Traveling as part of a tour group can be a blast. With so many companies these days offering an extensive variety of tours, there is bound to be a tour out there to suit your wants and desires. Traveling as part of a tour group, however, isn’t for everyone. Like all other modes of travel, it has its pros and cons.
Before you decide to go ahead and book your spot in a tour group, have a think about what it is you want to get out of your trip, and whether or not joining a tour will help you achieve this. The following list of pros and cons come from my own experience as part of a tour, and will help you get an idea on whether traveling in a tour group is for you or not.
Pro 1 – Travel Stress Free
This seems like the most obvious pro of joining a tour group. Whether you are unsure on how to go about planning and booking your own adventure, or you’re simply after a stress free trip, tour companies have got you covered. They make the decisions, so that you don’t have to. They do the planning, leaving you free to sit back and enjoy the ride. While some get a kick out of planning their own adventures, others enjoy being able to see the sights without worrying about how to get from A to B, and everything in between.
Pro 2 – Friends for Life!
I can guarantee you, that at the end of your tour, you’ll have made some pretty solid connections. You’ll be having experiences of a lifetime, and being able to share these experiences and new impressions with others will bond you in a way which nothing else can. When you spend eight hours on a bus together every other day, and all your free time together roaming unfamiliar streets, you’ll get to know your other tour buddies pretty well.
Pro 3 – Once in a Lifetime Opportunities
Tour groups have their connections, and often strike deals with other companies which give you the opportunity to experience things you wouldn’t normally think of doing as an independent traveller. In my experience on a 28-day tour of Europe, I had the chance to go paragliding in a remote Austrian valley, spend a day on a boat visiting secluded beaches in Greece, and overnight in an old chateau in the French countryside. While such activities can be done as a solo traveller as well, doing them as part of a tour group often means you get to have these experiences for bargain prices, and it is less of a logistical headache to organise.
Con 1 – Say goodbye to freedom
My biggest issue with traveling as part of a tour group was having to stick to a schedule. There were days where I just didn’t want to get on that bus at 7am, and I got pretty cranky when our on-the-road pit stops interfered with my nice bus ride naps. While schedules mean that there are less decisions to be made alone, there is also beauty in being able to go where you want, when you want, and how you want to. Some tour groups offer some degree of freedom, with optional extra activities available. But for someone who enjoys independence and moving at their own pace, traveling in a tour group may not be the way to go.
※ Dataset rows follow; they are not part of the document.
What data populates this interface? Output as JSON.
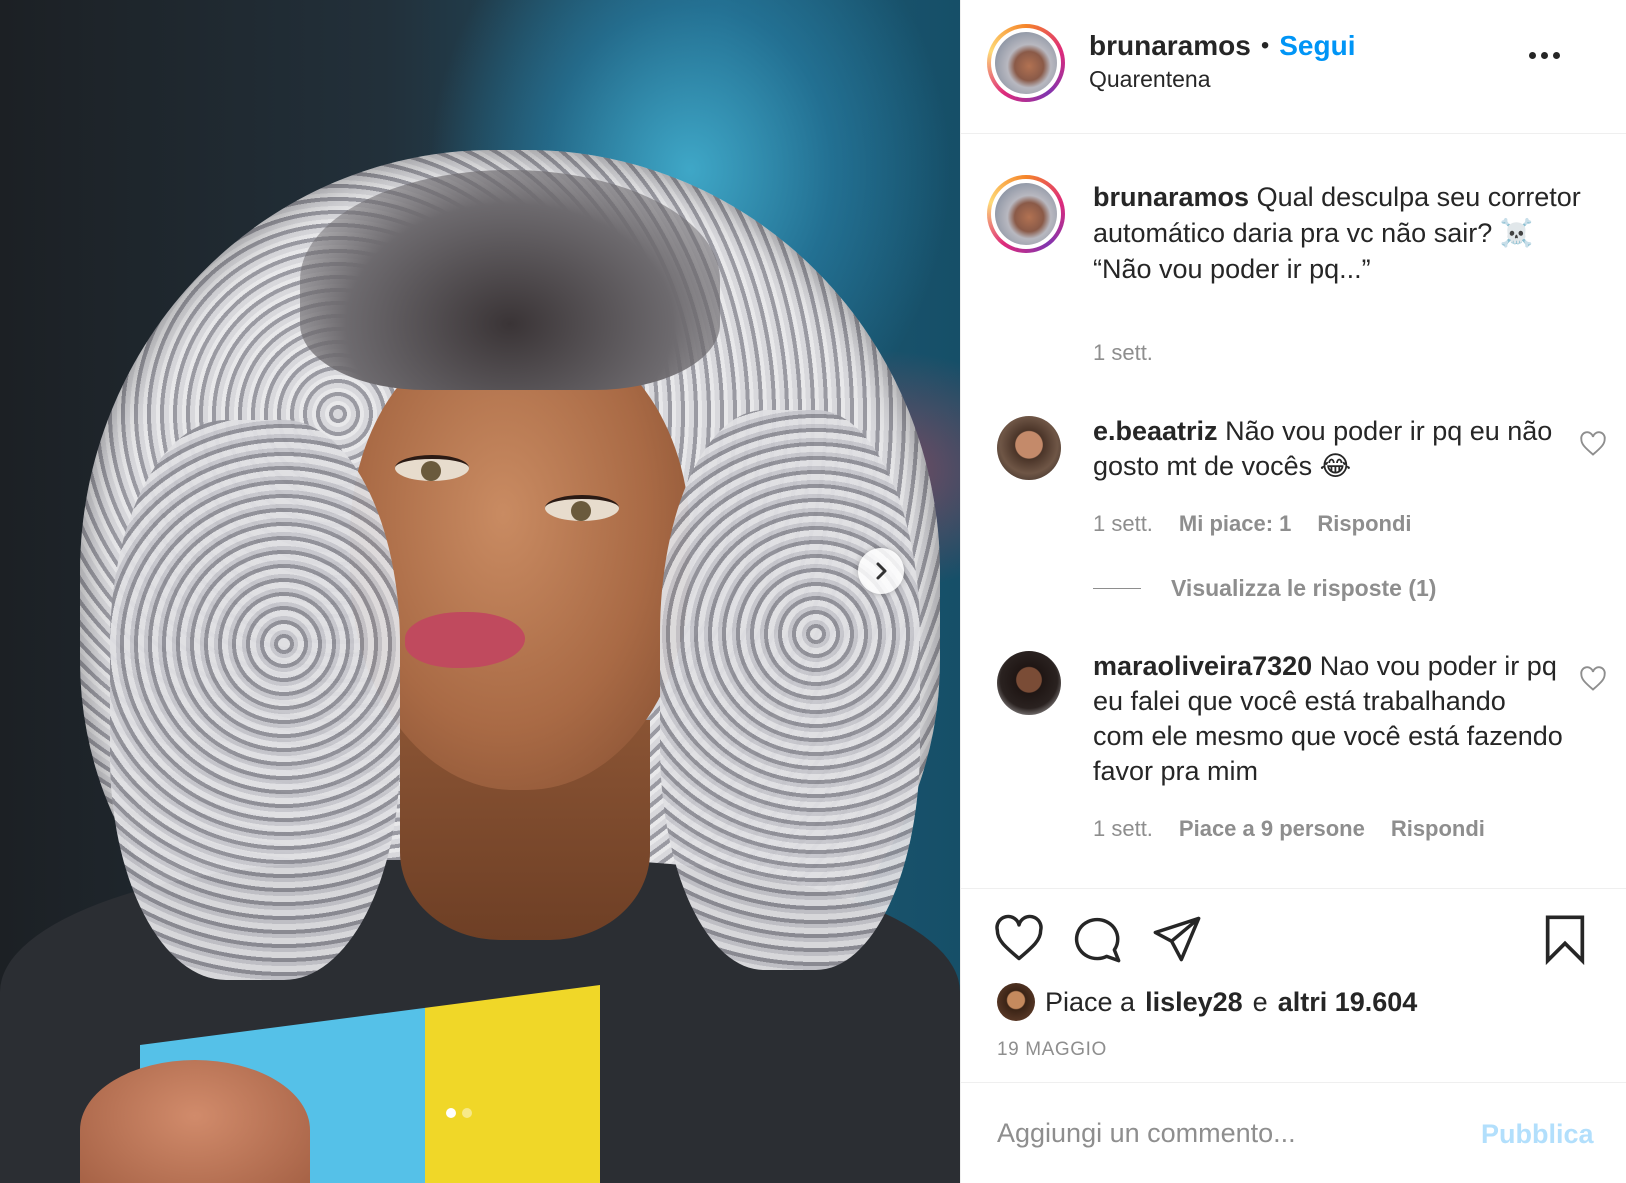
{
  "post": {
    "username": "brunaramos",
    "separator": "•",
    "follow_label": "Segui",
    "location": "Quarentena"
  },
  "caption": {
    "username": "brunaramos",
    "text_line1": "Qual desculpa seu corretor automático daria pra vc não sair? ☠️",
    "text_line2": "“Não vou poder ir pq...”",
    "time": "1 sett."
  },
  "comments": [
    {
      "username": "e.beaatriz",
      "text": "Não vou poder ir pq eu não gosto mt de vocês 😂",
      "time": "1 sett.",
      "likes": "Mi piace: 1",
      "reply_label": "Rispondi",
      "view_replies": "Visualizza le risposte (1)"
    },
    {
      "username": "maraoliveira7320",
      "text": "Nao vou poder ir pq eu falei que você está trabalhando com ele mesmo que você está fazendo favor pra mim",
      "time": "1 sett.",
      "likes": "Piace a 9 persone",
      "reply_label": "Rispondi"
    }
  ],
  "likes_summary": {
    "prefix": "Piace a",
    "user": "lisley28",
    "conj": "e",
    "others": "altri 19.604"
  },
  "date": "19 MAGGIO",
  "comment_box": {
    "placeholder": "Aggiungi un commento...",
    "publish_label": "Pubblica"
  },
  "carousel": {
    "current": 1,
    "total": 2
  },
  "colors": {
    "accent": "#0095f6",
    "publish_disabled": "#b2dffc",
    "muted": "#8e8e8e"
  },
  "icons": [
    "chevron-right-icon",
    "more-options-icon",
    "heart-icon",
    "comment-icon",
    "share-icon",
    "bookmark-icon"
  ]
}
Con 2 – Clicky-ness
Regardless of age, unfortunately, clicks are bound to form, and you aren’t going to get on as a merry bunch of travellers 100 percent of the time. When you spend all day every day together, clicks are inevitable, and groups will form. There will be personalities that get on your nerves, although this will happen regardless of how you choose to travel. When you join a tour group, there is no choosing who you travel with, and this can either work out amazingly or personalities can clash. That’s a risk you just have to take!
Con 3 – Lack of individual experience
Maybe for some people this isn’t so important, but you can be sure that when you retell your travel stories, there is less of an original flavour to them. There will be thousands of others who have been carted around on the same route that you’ve been on, doing the same activities, and eating the same food. But this doesn’t have to be a con, and depends what is important to you as a traveller! As an individual, your experience is always unique in it’s own way.